HOW TO COMPLETE THIS TASK
Copy only the lines from the one containing "Read all visible content and emit it as JSON." through the final line of the records below, exactly as written, with no pictures.

THE DATA

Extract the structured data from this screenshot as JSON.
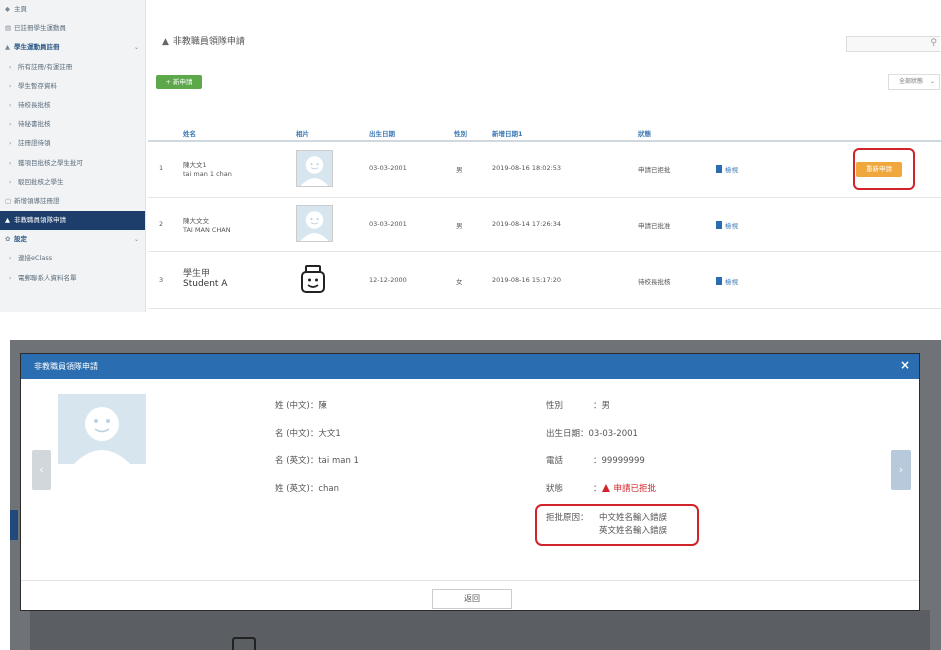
{
  "sidebar": {
    "items": [
      {
        "icon": "◆",
        "label": "主頁"
      },
      {
        "icon": "▤",
        "label": "已註冊學生運動員"
      },
      {
        "icon": "▲",
        "label": "學生運動員註冊"
      },
      {
        "icon": "›",
        "label": "所有註冊/有運註冊"
      },
      {
        "icon": "›",
        "label": "學生暫存資料"
      },
      {
        "icon": "›",
        "label": "待校長批核"
      },
      {
        "icon": "›",
        "label": "待秘書批核"
      },
      {
        "icon": "›",
        "label": "註冊證待領"
      },
      {
        "icon": "›",
        "label": "獲項目批核之學生批可"
      },
      {
        "icon": "›",
        "label": "駁回批核之學生"
      },
      {
        "icon": "▢",
        "label": "新增領導註冊證"
      },
      {
        "icon": "▲",
        "label": "非教職員領隊申請"
      },
      {
        "icon": "✿",
        "label": "設定"
      },
      {
        "icon": "›",
        "label": "連接eClass"
      },
      {
        "icon": "›",
        "label": "電郵聯系人資料名單"
      }
    ]
  },
  "main": {
    "title": "非教職員領隊申請",
    "new_button": "+ 新申請",
    "status_filter": "全部狀態",
    "columns": [
      "姓名",
      "相片",
      "出生日期",
      "性別",
      "新增日期1",
      "狀態"
    ],
    "rows": [
      {
        "no": "1",
        "name_cn": "陳大文1",
        "name_en": "tai man 1 chan",
        "dob": "03-03-2001",
        "gender": "男",
        "created": "2019-08-16 18:02:53",
        "status": "申請已拒批",
        "action": "檢視",
        "extra": "重新申請"
      },
      {
        "no": "2",
        "name_cn": "陳大文文",
        "name_en": "TAI MAN CHAN",
        "dob": "03-03-2001",
        "gender": "男",
        "created": "2019-08-14 17:26:34",
        "status": "申請已批准",
        "action": "檢視"
      },
      {
        "no": "3",
        "name_cn": "學生甲",
        "name_en": "Student A",
        "dob": "12-12-2000",
        "gender": "女",
        "created": "2019-08-16 15:17:20",
        "status": "待校長批核",
        "action": "檢視"
      }
    ]
  },
  "modal": {
    "title": "非教職員領隊申請",
    "close_icon": "×",
    "fields": {
      "surname_cn_label": "姓 (中文)：",
      "surname_cn": "陳",
      "given_cn_label": "名 (中文)：",
      "given_cn": "大文1",
      "given_en_label": "名 (英文)：",
      "given_en": "tai man 1",
      "surname_en_label": "姓 (英文)：",
      "surname_en": "chan",
      "gender_label": "性別",
      "gender": "：男",
      "dob_label": "出生日期：",
      "dob": "03-03-2001",
      "phone_label": "電話",
      "phone": "：99999999",
      "status_label": "狀態",
      "status_sep": "：",
      "status": "申請已拒批",
      "reason_label": "拒批原因：",
      "reason_line1": "中文姓名輸入錯誤",
      "reason_line2": "英文姓名輸入錯誤"
    },
    "close_button": "返回"
  },
  "colors": {
    "header_blue": "#2a6db0",
    "highlight_red": "#d3232a",
    "new_button_green": "#5da84b",
    "reapply_orange": "#f0a83c",
    "sidebar_active": "#1d3d6a"
  }
}
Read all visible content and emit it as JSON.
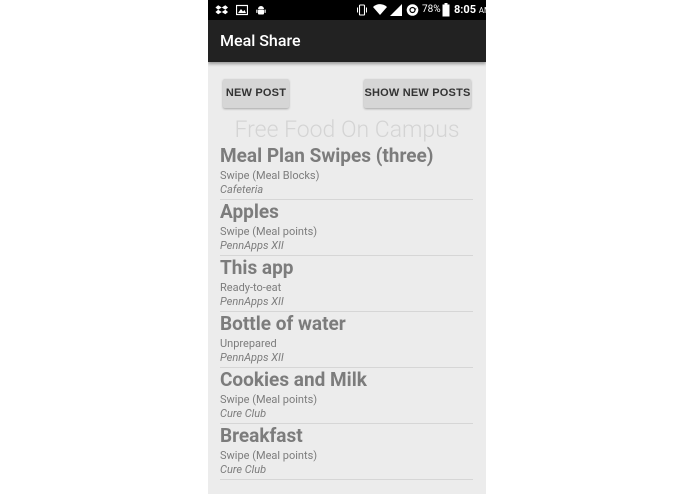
{
  "status_bar": {
    "battery": "78%",
    "time": "8:05",
    "ampm": "AM",
    "icons": [
      "dropbox-icon",
      "image-icon",
      "android-icon",
      "vibrate-icon",
      "wifi-icon",
      "signal-icon",
      "sync-icon",
      "battery-icon"
    ]
  },
  "app_bar": {
    "title": "Meal Share"
  },
  "buttons": {
    "new_post": "NEW POST",
    "show_new_posts": "SHOW NEW POSTS"
  },
  "heading": "Free Food On Campus",
  "posts": [
    {
      "title": "Meal Plan Swipes (three)",
      "type": "Swipe (Meal Blocks)",
      "location": "Cafeteria"
    },
    {
      "title": "Apples",
      "type": "Swipe (Meal points)",
      "location": "PennApps XII"
    },
    {
      "title": "This app",
      "type": "Ready-to-eat",
      "location": "PennApps XII"
    },
    {
      "title": "Bottle of water",
      "type": "Unprepared",
      "location": "PennApps XII"
    },
    {
      "title": "Cookies and Milk",
      "type": "Swipe (Meal points)",
      "location": "Cure Club"
    },
    {
      "title": "Breakfast",
      "type": "Swipe (Meal points)",
      "location": "Cure Club"
    }
  ]
}
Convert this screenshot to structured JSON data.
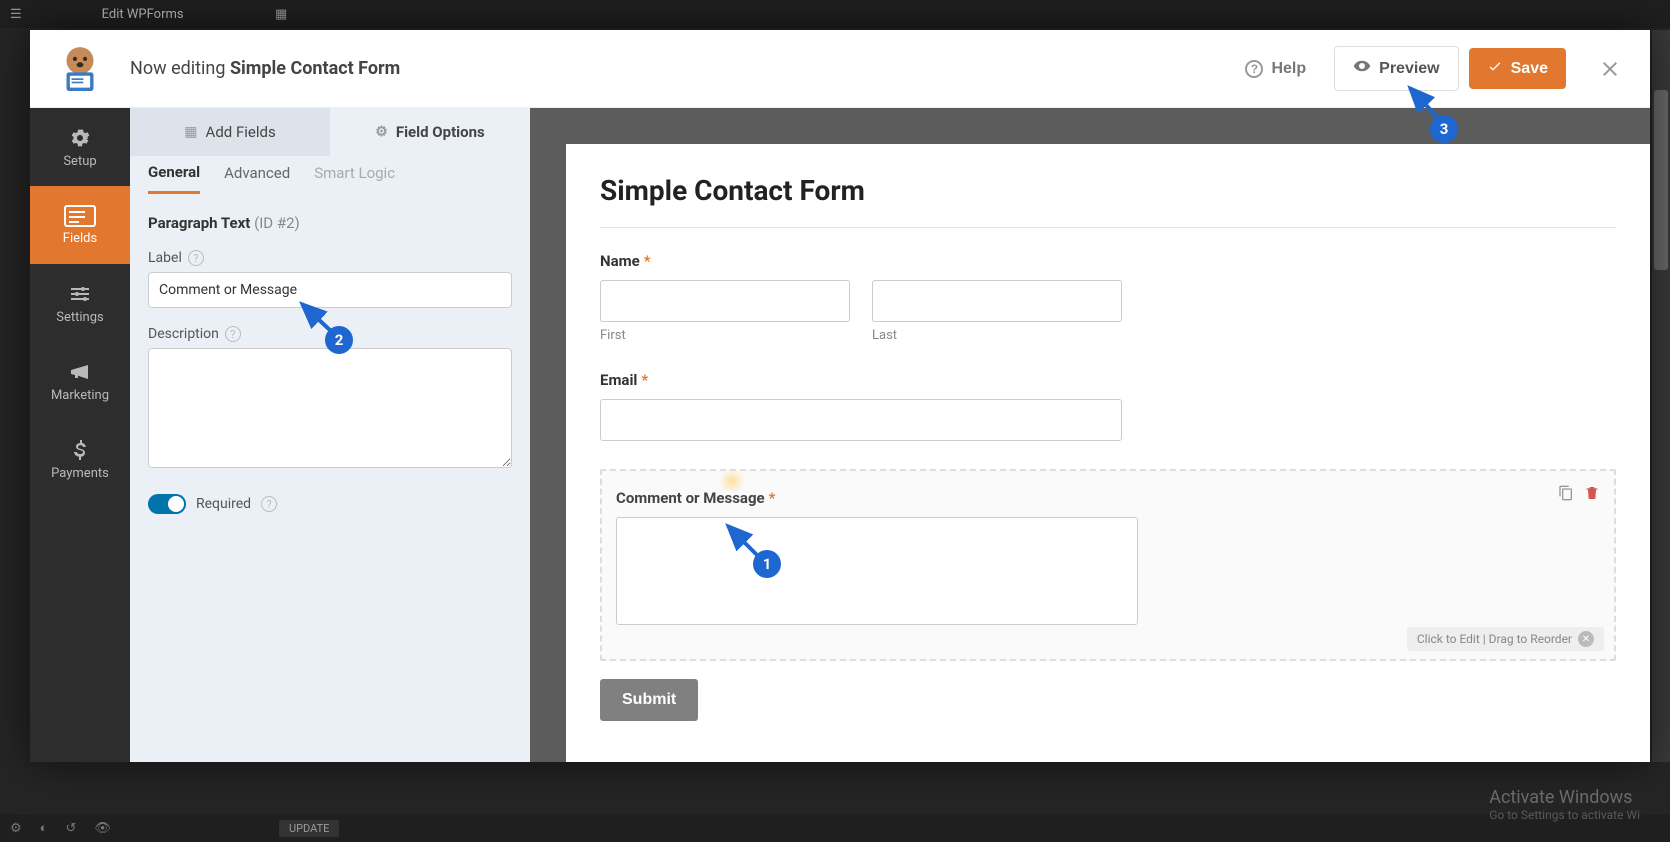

FINISHED EXERCISE
Read all visible content and emit it as JSON.
{
  "status_bar": {
    "battery": "78%",
    "time": "8:05",
    "ampm": "AM",
    "icons": [
      "dropbox-icon",
      "image-icon",
      "android-icon",
      "vibrate-icon",
      "wifi-icon",
      "signal-icon",
      "sync-icon",
      "battery-icon"
    ]
  },
  "app_bar": {
    "title": "Meal Share"
  },
  "buttons": {
    "new_post": "NEW POST",
    "show_new_posts": "SHOW NEW POSTS"
  },
  "heading": "Free Food On Campus",
  "posts": [
    {
      "title": "Meal Plan Swipes (three)",
      "type": "Swipe (Meal Blocks)",
      "location": "Cafeteria"
    },
    {
      "title": "Apples",
      "type": "Swipe (Meal points)",
      "location": "PennApps XII"
    },
    {
      "title": "This app",
      "type": "Ready-to-eat",
      "location": "PennApps XII"
    },
    {
      "title": "Bottle of water",
      "type": "Unprepared",
      "location": "PennApps XII"
    },
    {
      "title": "Cookies and Milk",
      "type": "Swipe (Meal points)",
      "location": "Cure Club"
    },
    {
      "title": "Breakfast",
      "type": "Swipe (Meal points)",
      "location": "Cure Club"
    }
  ]
}
Convert this screenshot to structured JSON data.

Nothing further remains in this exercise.